    [14] M.E. Mueller, Q.N. Chan, N.H. Qamar, B.B. Dally, H. Pitsch, Z.T. Alwahabi, G.J. Nathan, Experimental and computational study of soot evolution in a turbulent nonpremixed bluff body ethylene flame, Combustion and Flame, 160, 1298-1309 (2013). doi: 10.1016/j.combustflame.2013.02.010.
    [15] G.J. Nathan, P.A.M. Kalt, Z.T. Alwahabi, B.B. Dally, P.R. Medwell, Q.N. Chan, Recent advances in the measurement of strongly radiating, turbulent reacting flows, Progress in Energy and Combustion Science, 38, 41-61 (2012). doi.org/10.1016/j.pecs.2011.04.001.
    [16] Q.N. Chan, P.R. Medwell, P.A.M. Kalt, Z.T. Alwahabi, B.B. Dally, G.J. Nathan, Simultaneous imaging of temperature and soot volume fraction, Proceedings of the Combustion Institute, 33, 791-798 (2011). doi: 10.1016/j.proci.2010.06.031.
    [17] Y. Wang, G.J. Nathan, Z.T. Alwahabi, K.D. King, K. Ho, Q. Yao, Effect of a uniform electric field on soot in laminar premixed ethylene/air flames, Combustion and Flame, 157, 1308-1315 (2010). doi.org/10.1016/j.combustflame.2010.03.001.
    [18] N.H. Qamar, Z.T. Alwahabi, Q.N. Chan, G.J. Nathan, D. Roekaerts, K.D. King, Soot volume fraction in a piloted turbulent jet non-premixed flame of natural gas, Combustion and Flame, 156, 1339-1347 (2009). doi: 10.1016/j.combustflame.2009.02.011.
    [19] T.L. Henriksen, G.J. Nathan, Z.T. Alwahabi, N. Qamar, T.A. Ring, E.G. Eddings, Planar measurements of soot volume fraction and OH in a JP-8 pool fire, Combustion and Flame, 156, 1480-1492 (2009). doi: 10.1016/j.combustflame.2009.03.002.

  • Data

    Laminar Flames

    ISF-3 Linked Co-flow Flames 2

    Turbulent Flames

    ISF-3 Target Flame 1
    ISF-3 Other Flame 1 (Soot measurements only)

  • Contact us

    For enquiries regarding data and lab equipment

    Dr Zhiwei Sun
    Centre for Energy Technology
    Institute for Mineral and Energy Resources
    The University of Adelaide
    SA 5005 Australia
    zhiwei.sun@adelaide.edu.au
    Phone: +61 831 32310

    For enquiries regarding collaborative work

    Prof.
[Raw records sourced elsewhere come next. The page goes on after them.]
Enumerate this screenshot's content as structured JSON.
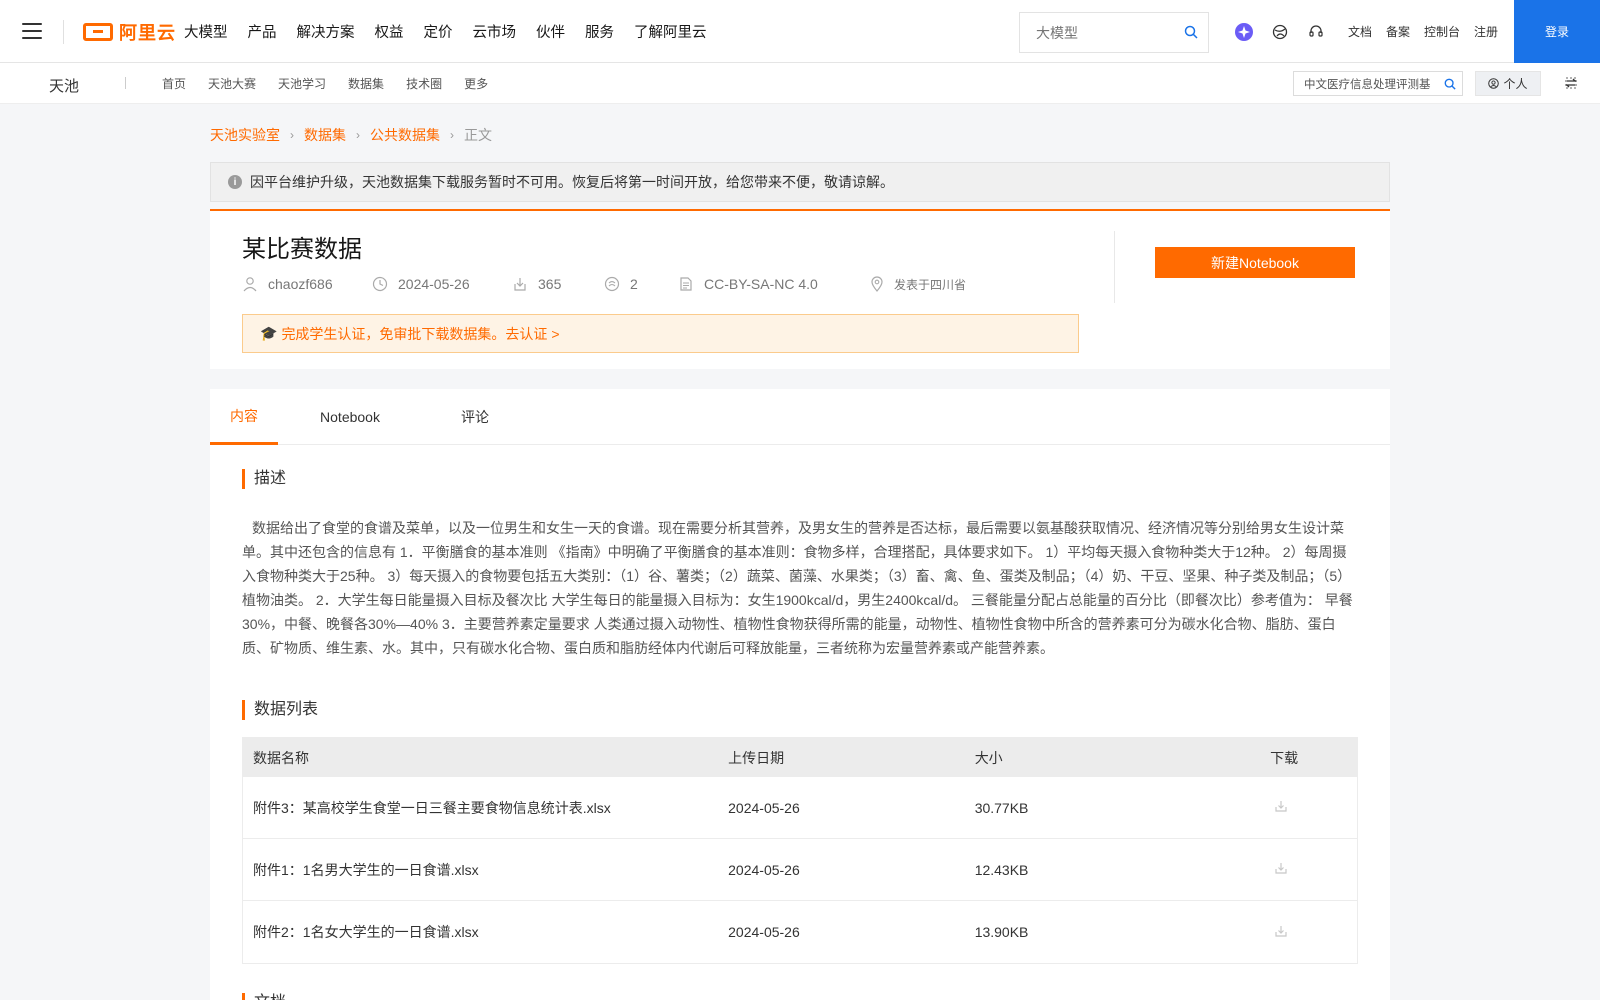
{
  "topbar": {
    "logo_text": "阿里云",
    "nav": [
      "大模型",
      "产品",
      "解决方案",
      "权益",
      "定价",
      "云市场",
      "伙伴",
      "服务",
      "了解阿里云"
    ],
    "search_placeholder": "大模型",
    "links": [
      "文档",
      "备案",
      "控制台",
      "注册"
    ],
    "login_label": "登录"
  },
  "subbar": {
    "title": "天池",
    "nav": [
      "首页",
      "天池大赛",
      "天池学习",
      "数据集",
      "技术圈",
      "更多"
    ],
    "search_value": "中文医疗信息处理评测基",
    "personal_label": "个人"
  },
  "breadcrumb": [
    "天池实验室",
    "数据集",
    "公共数据集",
    "正文"
  ],
  "notice": "因平台维护升级，天池数据集下载服务暂时不可用。恢复后将第一时间开放，给您带来不便，敬请谅解。",
  "dataset": {
    "title": "某比赛数据",
    "author": "chaozf686",
    "date": "2024-05-26",
    "downloads": "365",
    "citations": "2",
    "license": "CC-BY-SA-NC 4.0",
    "location": "发表于四川省",
    "notebook_button": "新建Notebook",
    "student_notice": "完成学生认证，免审批下载数据集。去认证 >"
  },
  "tabs": [
    "内容",
    "Notebook",
    "评论"
  ],
  "description": {
    "title": "描述",
    "text": "数据给出了食堂的食谱及菜单，以及一位男生和女生一天的食谱。现在需要分析其营养，及男女生的营养是否达标，最后需要以氨基酸获取情况、经济情况等分别给男女生设计菜单。其中还包含的信息有 1．平衡膳食的基本准则 《指南》中明确了平衡膳食的基本准则：食物多样，合理搭配，具体要求如下。 1）平均每天摄入食物种类大于12种。 2）每周摄入食物种类大于25种。 3）每天摄入的食物要包括五大类别：（1）谷、薯类；（2）蔬菜、菌藻、水果类；（3）畜、禽、鱼、蛋类及制品；（4）奶、干豆、坚果、种子类及制品；（5）植物油类。 2．大学生每日能量摄入目标及餐次比 大学生每日的能量摄入目标为：女生1900kcal/d，男生2400kcal/d。 三餐能量分配占总能量的百分比（即餐次比）参考值为： 早餐30%，中餐、晚餐各30%—40% 3．主要营养素定量要求 人类通过摄入动物性、植物性食物获得所需的能量，动物性、植物性食物中所含的营养素可分为碳水化合物、脂肪、蛋白质、矿物质、维生素、水。其中，只有碳水化合物、蛋白质和脂肪经体内代谢后可释放能量，三者统称为宏量营养素或产能营养素。"
  },
  "data_list": {
    "title": "数据列表",
    "headers": [
      "数据名称",
      "上传日期",
      "大小",
      "下载"
    ],
    "rows": [
      {
        "name": "附件3：某高校学生食堂一日三餐主要食物信息统计表.xlsx",
        "date": "2024-05-26",
        "size": "30.77KB"
      },
      {
        "name": "附件1：1名男大学生的一日食谱.xlsx",
        "date": "2024-05-26",
        "size": "12.43KB"
      },
      {
        "name": "附件2：1名女大学生的一日食谱.xlsx",
        "date": "2024-05-26",
        "size": "13.90KB"
      }
    ]
  },
  "next_section_title": "文档",
  "colors": {
    "accent": "#ff6a00",
    "login": "#1a73e8"
  }
}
Graham ‘Gus’ Nathan
    Centre for Energy Technology
    Institute for Mineral and Energy Resources
    The University of Adelaide
    SA 5005 Australia
    graham.nathan@adelaide.edu.au
    Phone: +61 8313 5822

    Prof. Bassam Dally
    Centre for Energy Technology
    Institute for Mineral and Energy Resources
    The University of Adelaide
    SA 5005 Australia
    bassam.dally@adelaide.edu.au
    Phone: +61 8313 5397